Of the more than 100 vendors who set up in Freeman Lake Park, churches and nonprofit organizations mingled in the mix to raise money for programming, give away prizes and bring attention to what they view as vital causes.
Hearts of Hope Homeless Shelter, which is being constructed inside Powerhouse of Praise and Deliverance Center in Radcliff, set up a booth at the park, selling hamburgers and other foods to raise money toward its completion. Vince Blackmon, treasurer for the shelter, manned the grill and said the shelter is about 75 percent complete.
It will be the first overnight shelter in Hardin County, offering refuge to more than a dozen individuals in single and family rooms, according to organizers.
Blackmon said materials and supplies to build the shelter were donated. Likewise, food and supplies for Saturday’s booth at the festival were donated, he said.
The church and shelter are separate entities, and the congregation is expected to relocate to another facility in the near future, Blackmon said.
Blackmon said the shelter only can be possible through volunteerism, donations and fundraising.
“The mission is no one is left outside,” he said. “We want to be a blessing to children, men, women and veterans alike.”
First Baptist Church in Elizabethtown has been intertwined with Heartland Festival since its earliest days, said the Rev. B.T. Bishop. The church has only missed one or two festivals and tries to secure the same spot every year because it is easier for visitors to find them, he said.
Church members were cooking and selling catfish dinners and barbecued chicken Saturday, the proceeds of which will be pooled back into the church for programming, Bishop said.
“These boys do a pretty good job on this barbecue,” he said.
Bishop said the Heartland Festival is a blessing for Elizabethtown and an event that has matured as the city has grown.
“It brings folks together,” he said.
Mission Hope for Kids, a local organization that assists at-risk youth, offered an information booth about its services but also organized a raffle and sold dinner plates to raise money. Items being raffled included quilts, gift cards and bicycles, said Executive Director Nelle Thomas.
“This is our first one so we’re newbies,” she said of the festival.
The organization developed out of the Kids’ Café program, which offered hot meals to youth. It now focuses on academics, spiritual and moral development, education and physical needs, such as food and clothing.
The crowd was slow for the fundraising arm of Mission Hope for Kids Saturday morning, but Thomas said an outpouring of interest had come from visitors who saw the booths and wanted to learn more. She said many who approached her had never heard of Mission Hope for Kids, which helped them spread the word.

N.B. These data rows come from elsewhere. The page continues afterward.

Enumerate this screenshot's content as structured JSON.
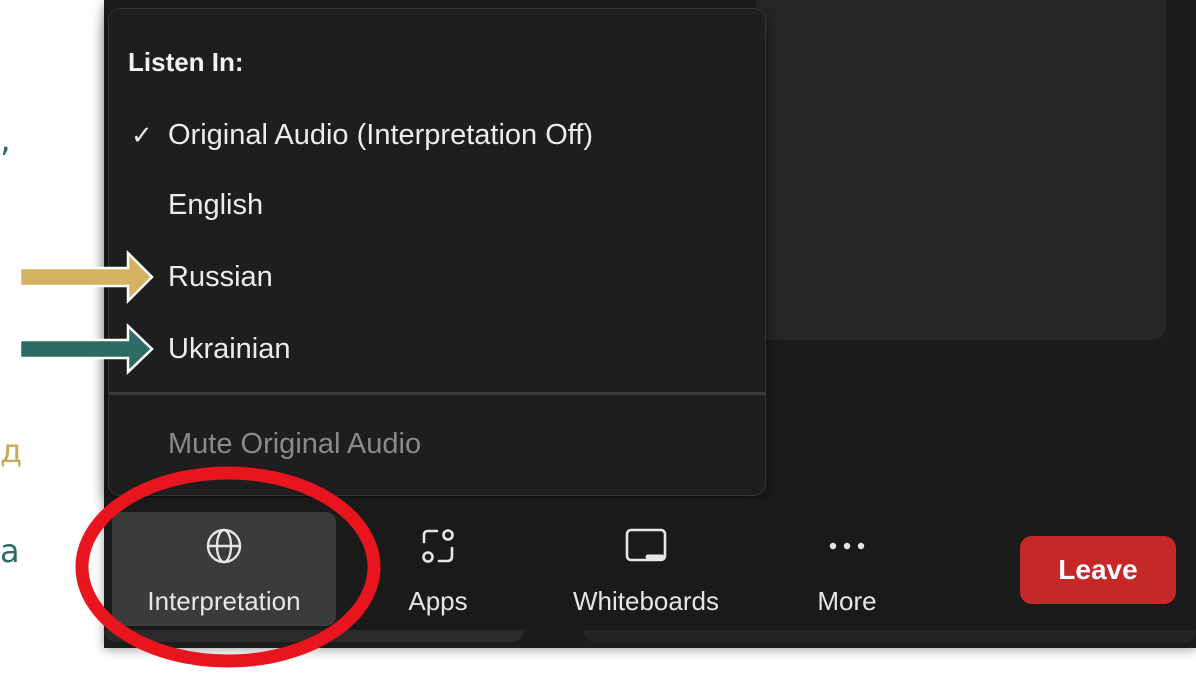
{
  "background_glyphs": [
    ",",
    "д",
    "a"
  ],
  "menu": {
    "title": "Listen In:",
    "check_glyph": "✓",
    "items": [
      {
        "label": "Original Audio (Interpretation Off)",
        "checked": true
      },
      {
        "label": "English",
        "checked": false
      },
      {
        "label": "Russian",
        "checked": false
      },
      {
        "label": "Ukrainian",
        "checked": false
      }
    ],
    "mute_label": "Mute Original Audio"
  },
  "toolbar": {
    "interpretation_label": "Interpretation",
    "apps_label": "Apps",
    "whiteboards_label": "Whiteboards",
    "more_label": "More",
    "leave_label": "Leave"
  },
  "icons": {
    "interpretation": "globe-icon",
    "apps": "apps-icon",
    "whiteboards": "whiteboard-icon",
    "more": "more-dots-icon",
    "check": "check-icon"
  },
  "annotations": {
    "russian_arrow_color": "#d4b25f",
    "ukrainian_arrow_color": "#2e6b66",
    "highlight_circle_color": "#e8141e"
  },
  "colors": {
    "leave_button": "#c62828",
    "active_button": "#3b3b3b",
    "window_background": "#1c1c1c"
  }
}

“I think we’ll do it again,” she said of the festival.
Marty Finley can be reached at 270-505-1762 or email@example.com,